Journal Articles

Effect of microfluidisation on antioxidant properties of corn bran

June 01, 2014

Effect of microfluidisation on antioxidant properties of corn bran. Food Chemistry. June 1, 2014 Wang T, Zhu Y, Sun X, Raddatz J, Zhou Z, Chen G. Center for Excellence in Post-Harvest Technologies, North Carolina A&T State University, NC Research Campus; School of Food Science & Technology, Dalian Polytechnic University, Dalian, China; Center for Translational & Biomedical Research, The University of North Carolina at Greensboro, NC Research Campus.

  • 1Center for Excellence in Post-Harvest Technologies, North Carolina A&T State University, NC Research Campus, 500 Laureate Way, Kannapolis, NC 28081, USA; School of Food Science & Technology, Dalian Polytechnic University, Qinggongyuan Road No. 1, Dalian 116034, China.
  • 2Center for Excellence in Post-Harvest Technologies, North Carolina A&T State University, NC Research Campus, 500 Laureate Way, Kannapolis, NC 28081, USA.
  • 3Center for Translational & Biomedical Research, The University of North Carolina at Greensboro, NC Research Campus, 500 Laureate Way, Kannapolis, NC 28081, USA.
  • 4Center for Translational & Biomedical Research, The University of North Carolina at Greensboro, NC Research Campus, 500 Laureate Way, Kannapolis, NC 28081, USA; Department of Nutrition, The University of North Carolina at Greensboro, NC Research Campus, 500 Laureate Way, Kannapolis, NC 28081, USA.
  • 5Center for Excellence in Post-Harvest Technologies, North Carolina A&T State University, NC Research Campus, 500 Laureate Way, Kannapolis, NC 28081, USA. Electronic address: gchen@ncat.edu.

Abstract

The microfluidisation process was used to reduce the particle size and loosen the tight microstructure of corn bran. This process significantly increased corn bran’s antioxidant activity exhibited through a surface reaction phenomenon and the extractability of phenolic compounds after alkaline and acid hydrolysis. For corn bran microfluidised through an 87 μm interaction chamber for 5 passes, the two most largely increased phenolic acids released after alkaline hydrolysis were p-coumaric acid (51.1%) and ferulic acid (45.1%). On the other hand, high shear stress during microfluidisation caused partial dispersion or dissolution of free phenolic compounds in water which was lost after the process. It was also found that bran residues after alkaline and acid hydrolysis still exhibited strong antioxidant activity via a surface reaction phenomenon, probably indicating the conventional method based on solvent extraction and relatively mild alkaline and/or acid hydrolysis underestimates the total phenolic content and antioxidant activity of corn bran.

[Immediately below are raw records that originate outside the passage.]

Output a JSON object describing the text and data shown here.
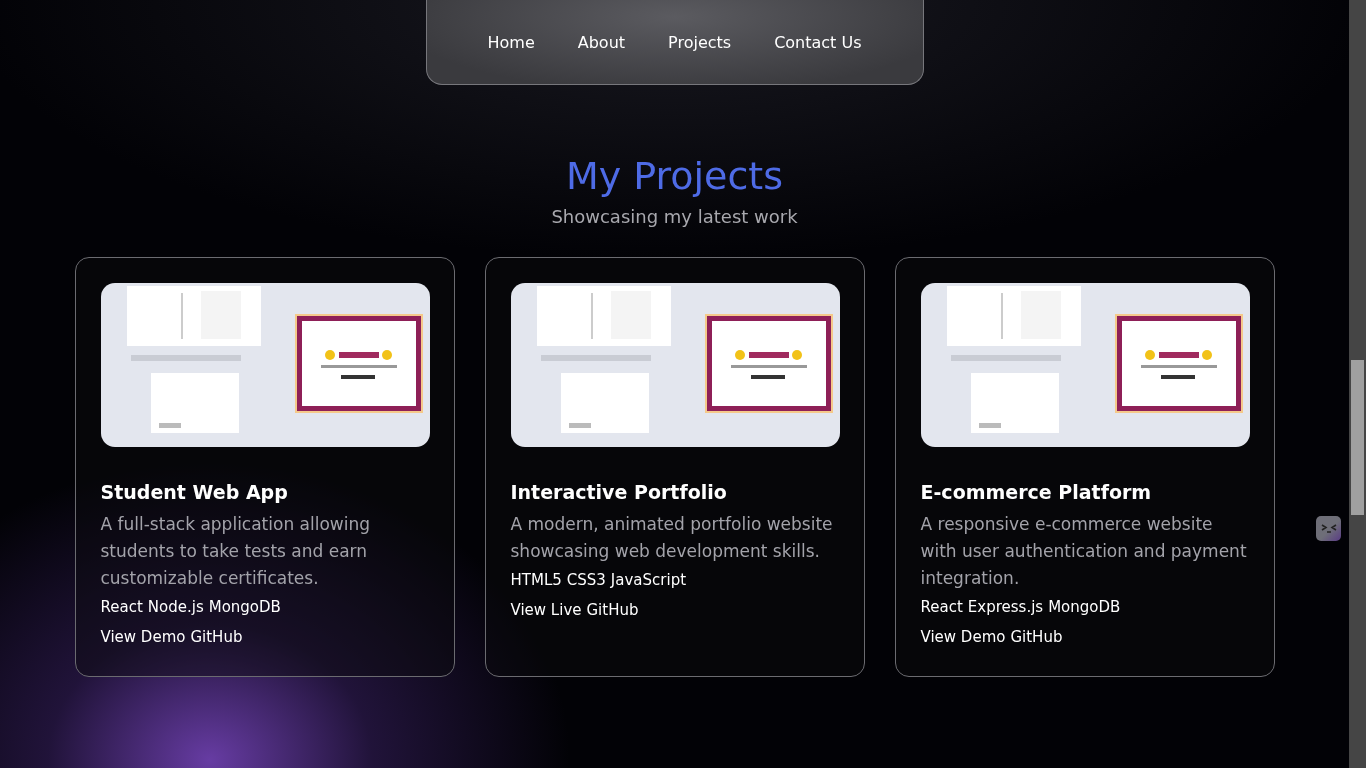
{
  "nav": {
    "items": [
      {
        "label": "Home"
      },
      {
        "label": "About"
      },
      {
        "label": "Projects"
      },
      {
        "label": "Contact Us"
      }
    ]
  },
  "section": {
    "title": "My Projects",
    "subtitle": "Showcasing my latest work"
  },
  "projects": [
    {
      "image": {
        "kind": "picture"
      },
      "title": "Student Web App",
      "description": "A full-stack application allowing students to take tests and earn customizable certificates.",
      "tags": [
        "React",
        "Node.js",
        "MongoDB"
      ],
      "links": [
        "View Demo",
        "GitHub"
      ]
    },
    {
      "image": {
        "kind": "picture"
      },
      "title": "Interactive Portfolio",
      "description": "A modern, animated portfolio website showcasing web development skills.",
      "tags": [
        "HTML5",
        "CSS3",
        "JavaScript"
      ],
      "links": [
        "View Live",
        "GitHub"
      ]
    },
    {
      "image": {
        "kind": "picture"
      },
      "title": "E-commerce Platform",
      "description": "A responsive e-commerce website with user authentication and payment integration.",
      "tags": [
        "React",
        "Express.js",
        "MongoDB"
      ],
      "links": [
        "View Demo",
        "GitHub"
      ]
    }
  ]
}
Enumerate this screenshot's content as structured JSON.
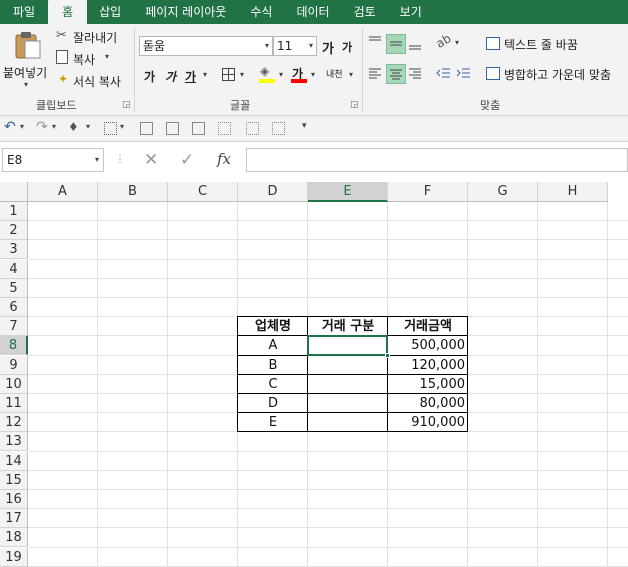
{
  "tabs": [
    {
      "label": "파일",
      "active": false
    },
    {
      "label": "홈",
      "active": true
    },
    {
      "label": "삽입",
      "active": false
    },
    {
      "label": "페이지 레이아웃",
      "active": false
    },
    {
      "label": "수식",
      "active": false
    },
    {
      "label": "데이터",
      "active": false
    },
    {
      "label": "검토",
      "active": false
    },
    {
      "label": "보기",
      "active": false
    }
  ],
  "ribbon": {
    "clipboard": {
      "paste_label": "붙여넣기",
      "cut_label": "잘라내기",
      "copy_label": "복사",
      "format_painter_label": "서식 복사",
      "group_label": "클립보드"
    },
    "font": {
      "font_name": "돋움",
      "font_size": "11",
      "grow_label": "가",
      "shrink_label": "가",
      "bold_label": "가",
      "italic_label": "가",
      "underline_label": "가",
      "font_color_label": "가",
      "phonetic_label": "내천",
      "group_label": "글꼴",
      "fill_color": "#ffff00",
      "font_color": "#ff0000"
    },
    "alignment": {
      "wrap_text_label": "텍스트 줄 바꿈",
      "merge_label": "병합하고 가운데 맞춤",
      "group_label": "맞춤"
    }
  },
  "formula_bar": {
    "name_box": "E8",
    "fx_label": "fx",
    "formula": ""
  },
  "grid": {
    "columns": [
      "A",
      "B",
      "C",
      "D",
      "E",
      "F",
      "G",
      "H"
    ],
    "rows": [
      "1",
      "2",
      "3",
      "4",
      "5",
      "6",
      "7",
      "8",
      "9",
      "10",
      "11",
      "12",
      "13",
      "14",
      "15",
      "16",
      "17",
      "18",
      "19"
    ],
    "selected_column": "E",
    "selected_row": "8",
    "selected_cell": "E8"
  },
  "table": {
    "headers": [
      "업체명",
      "거래 구분",
      "거래금액"
    ],
    "rows": [
      {
        "name": "A",
        "type": "",
        "amount": "500,000"
      },
      {
        "name": "B",
        "type": "",
        "amount": "120,000"
      },
      {
        "name": "C",
        "type": "",
        "amount": "15,000"
      },
      {
        "name": "D",
        "type": "",
        "amount": "80,000"
      },
      {
        "name": "E",
        "type": "",
        "amount": "910,000"
      }
    ]
  },
  "colors": {
    "brand": "#217346",
    "selection": "#217346",
    "align_active": "#a6d7b8"
  }
}
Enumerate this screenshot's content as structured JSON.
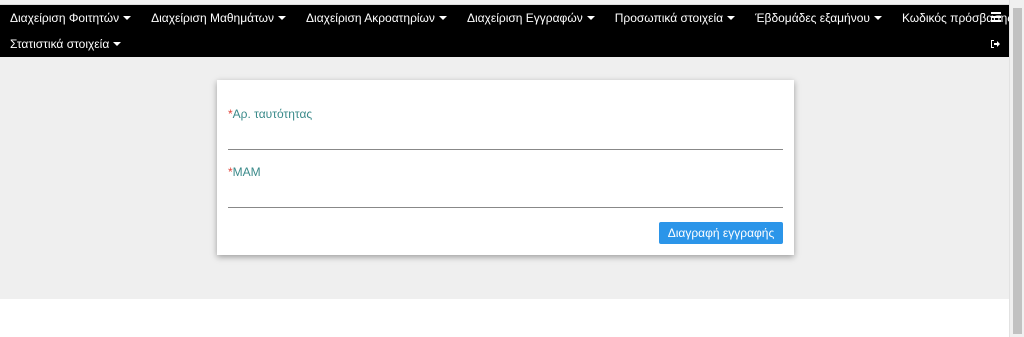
{
  "navbar": {
    "row1": [
      {
        "label": "Διαχείριση Φοιτητών"
      },
      {
        "label": "Διαχείριση Μαθημάτων"
      },
      {
        "label": "Διαχείριση Ακροατηρίων"
      },
      {
        "label": "Διαχείριση Εγγραφών"
      },
      {
        "label": "Προσωπικά στοιχεία"
      },
      {
        "label": "Έβδομάδες εξαμήνου"
      },
      {
        "label": "Κωδικός πρόσβασης"
      }
    ],
    "row2": [
      {
        "label": "Στατιστικά στοιχεία"
      }
    ],
    "icons": {
      "menu": "hamburger-icon",
      "logout": "sign-out-icon"
    },
    "background_color": "#000000",
    "text_color": "#ffffff"
  },
  "form": {
    "fields": [
      {
        "required_mark": "*",
        "label": "Αρ. ταυτότητας",
        "value": ""
      },
      {
        "required_mark": "*",
        "label": "ΜΑΜ",
        "value": ""
      }
    ],
    "submit_label": "Διαγραφή εγγραφής",
    "label_color": "#3a8a8a",
    "required_color": "#e0443a",
    "button_color": "#2b95e9"
  },
  "page": {
    "background_color": "#efefef"
  }
}
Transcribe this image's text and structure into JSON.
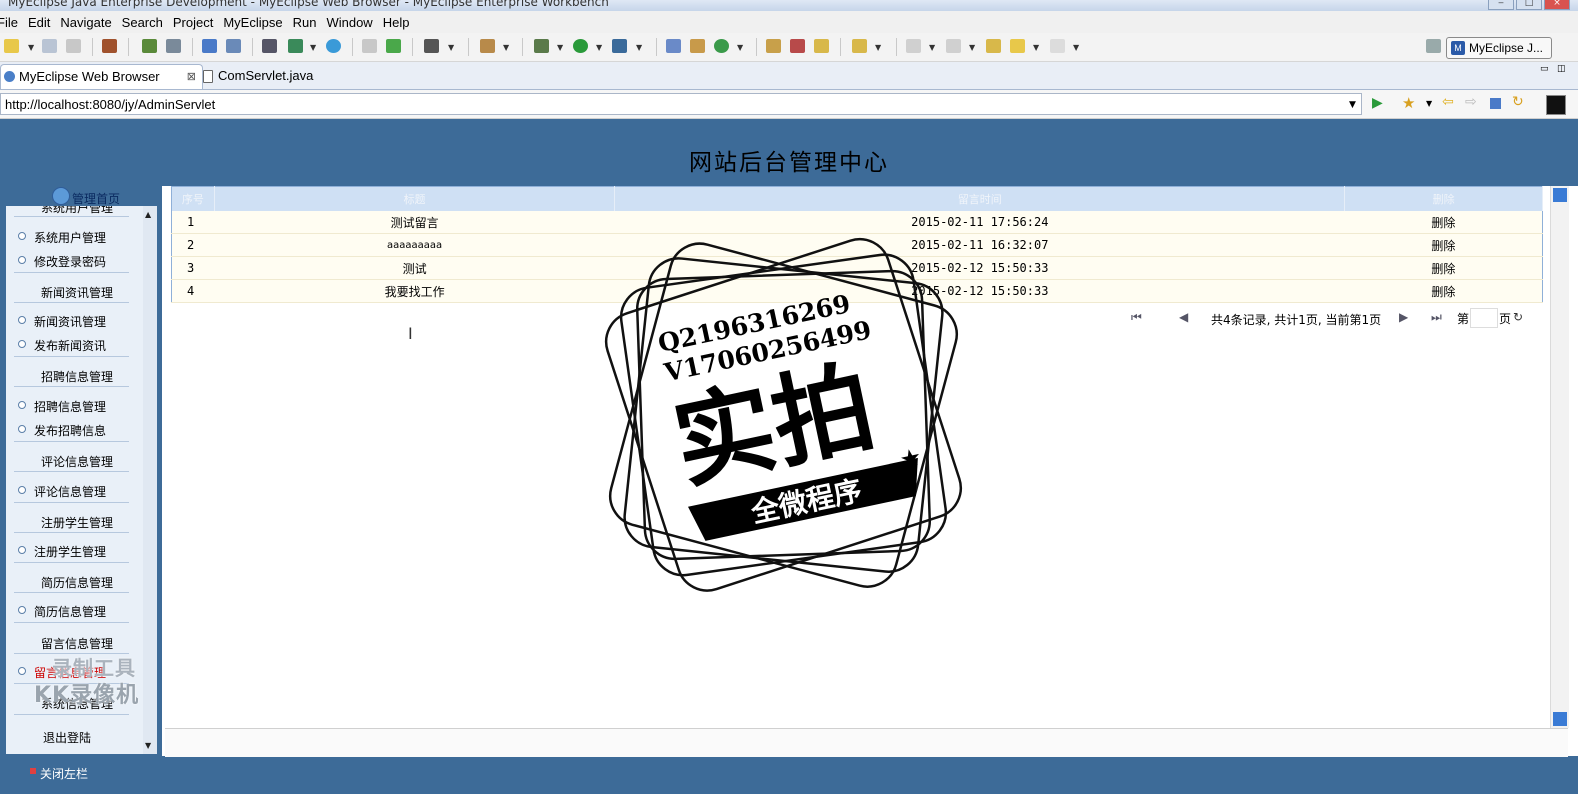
{
  "window": {
    "title": "MyEclipse Java Enterprise Development - MyEclipse Web Browser - MyEclipse Enterprise Workbench"
  },
  "menu": [
    "File",
    "Edit",
    "Navigate",
    "Search",
    "Project",
    "MyEclipse",
    "Run",
    "Window",
    "Help"
  ],
  "perspective": {
    "label": "MyEclipse J..."
  },
  "tabs": [
    {
      "label": "MyEclipse Web Browser",
      "closable": true
    },
    {
      "label": "ComServlet.java"
    }
  ],
  "address": {
    "url": "http://localhost:8080/jy/AdminServlet"
  },
  "header": {
    "title": "网站后台管理中心"
  },
  "sidebar": {
    "home": "管理首页",
    "partial_section": "系统用户管理",
    "items": [
      {
        "label": "系统用户管理",
        "type": "item"
      },
      {
        "label": "修改登录密码",
        "type": "item"
      },
      {
        "label": "新闻资讯管理",
        "type": "section"
      },
      {
        "label": "新闻资讯管理",
        "type": "item"
      },
      {
        "label": "发布新闻资讯",
        "type": "item"
      },
      {
        "label": "招聘信息管理",
        "type": "section"
      },
      {
        "label": "招聘信息管理",
        "type": "item"
      },
      {
        "label": "发布招聘信息",
        "type": "item"
      },
      {
        "label": "评论信息管理",
        "type": "section"
      },
      {
        "label": "评论信息管理",
        "type": "item"
      },
      {
        "label": "注册学生管理",
        "type": "section"
      },
      {
        "label": "注册学生管理",
        "type": "item"
      },
      {
        "label": "简历信息管理",
        "type": "section"
      },
      {
        "label": "简历信息管理",
        "type": "item"
      },
      {
        "label": "留言信息管理",
        "type": "section"
      },
      {
        "label": "留言信息管理",
        "type": "item"
      },
      {
        "label": "系统信息管理",
        "type": "section"
      },
      {
        "label": "退出登陆",
        "type": "section"
      }
    ],
    "close_label": "关闭左栏"
  },
  "table": {
    "headers": [
      "序号",
      "标题",
      "留言时间",
      "删除"
    ],
    "rows": [
      {
        "no": "1",
        "title": "测试留言",
        "time": "2015-02-11 17:56:24",
        "action": "删除"
      },
      {
        "no": "2",
        "title": "aaaaaaaaa",
        "time": "2015-02-11 16:32:07",
        "action": "删除"
      },
      {
        "no": "3",
        "title": "测试",
        "time": "2015-02-12 15:50:33",
        "action": "删除"
      },
      {
        "no": "4",
        "title": "我要找工作",
        "time": "2015-02-12 15:50:33",
        "action": "删除"
      }
    ]
  },
  "pager": {
    "summary": "共4条记录, 共计1页, 当前第1页",
    "page_prefix": "第",
    "page_suffix": "页"
  },
  "watermark": {
    "line1": "Q2196316269",
    "line2": "V17060256499",
    "big": "实拍",
    "ribbon": "全微程序"
  },
  "recorder": {
    "line1": "录制工具",
    "line2": "KK录像机"
  },
  "colors": {
    "header_bg": "#3d6b98",
    "sidebar_bg": "#e9f0f8",
    "table_header": "#cfe0f4",
    "row_bg": "#fffdf2"
  }
}
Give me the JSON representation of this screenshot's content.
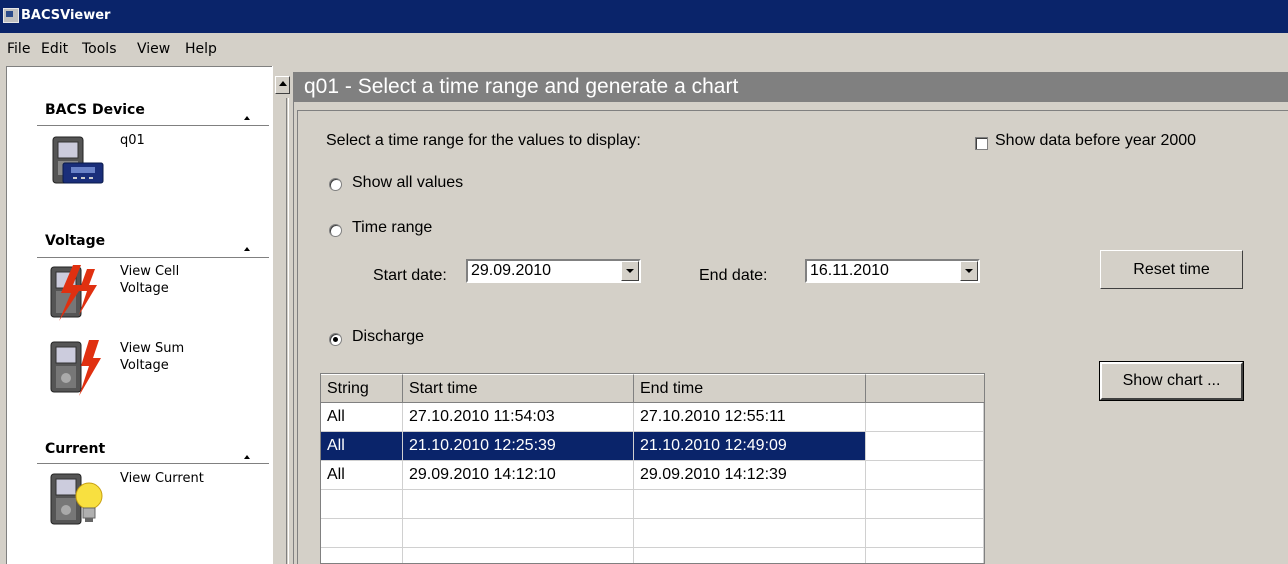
{
  "window": {
    "title": "BACSViewer"
  },
  "menu": [
    "File",
    "Edit",
    "Tools",
    "View",
    "Help"
  ],
  "sidebar": {
    "sections": [
      {
        "title": "BACS Device",
        "items": [
          "q01"
        ]
      },
      {
        "title": "Voltage",
        "items": [
          "View Cell\nVoltage",
          "View Sum\nVoltage"
        ]
      },
      {
        "title": "Current",
        "items": [
          "View Current"
        ]
      }
    ]
  },
  "main": {
    "header": "q01 - Select a time range and generate a chart",
    "prompt": "Select a time range for the values to display:",
    "show_before_2000": {
      "label": "Show data before year 2000",
      "checked": false
    },
    "radio_all": {
      "label": "Show all values",
      "checked": false
    },
    "radio_range": {
      "label": "Time range",
      "checked": false
    },
    "radio_discharge": {
      "label": "Discharge",
      "checked": true
    },
    "start_date_label": "Start date:",
    "start_date": "29.09.2010",
    "end_date_label": "End date:",
    "end_date": "16.11.2010",
    "reset_button": "Reset time",
    "show_chart_button": "Show chart ...",
    "table": {
      "columns": [
        "String",
        "Start time",
        "End time",
        ""
      ],
      "rows": [
        {
          "string": "All",
          "start": "27.10.2010 11:54:03",
          "end": "27.10.2010 12:55:11",
          "selected": false
        },
        {
          "string": "All",
          "start": "21.10.2010 12:25:39",
          "end": "21.10.2010 12:49:09",
          "selected": true
        },
        {
          "string": "All",
          "start": "29.09.2010 14:12:10",
          "end": "29.09.2010 14:12:39",
          "selected": false
        },
        {
          "string": "",
          "start": "",
          "end": "",
          "selected": false
        },
        {
          "string": "",
          "start": "",
          "end": "",
          "selected": false
        },
        {
          "string": "",
          "start": "",
          "end": "",
          "selected": false
        }
      ]
    }
  },
  "icons": {
    "device": "battery-monitor-icon",
    "cell_voltage": "cell-voltage-icon",
    "sum_voltage": "sum-voltage-icon",
    "current": "current-bulb-icon"
  },
  "colors": {
    "titlebar": "#0a246a",
    "selection": "#0a246a",
    "header": "#808080",
    "bolt": "#e03010",
    "bulb": "#f8e040"
  }
}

Published by Elsevier Ltd.

Comments are closed.

Connect With Us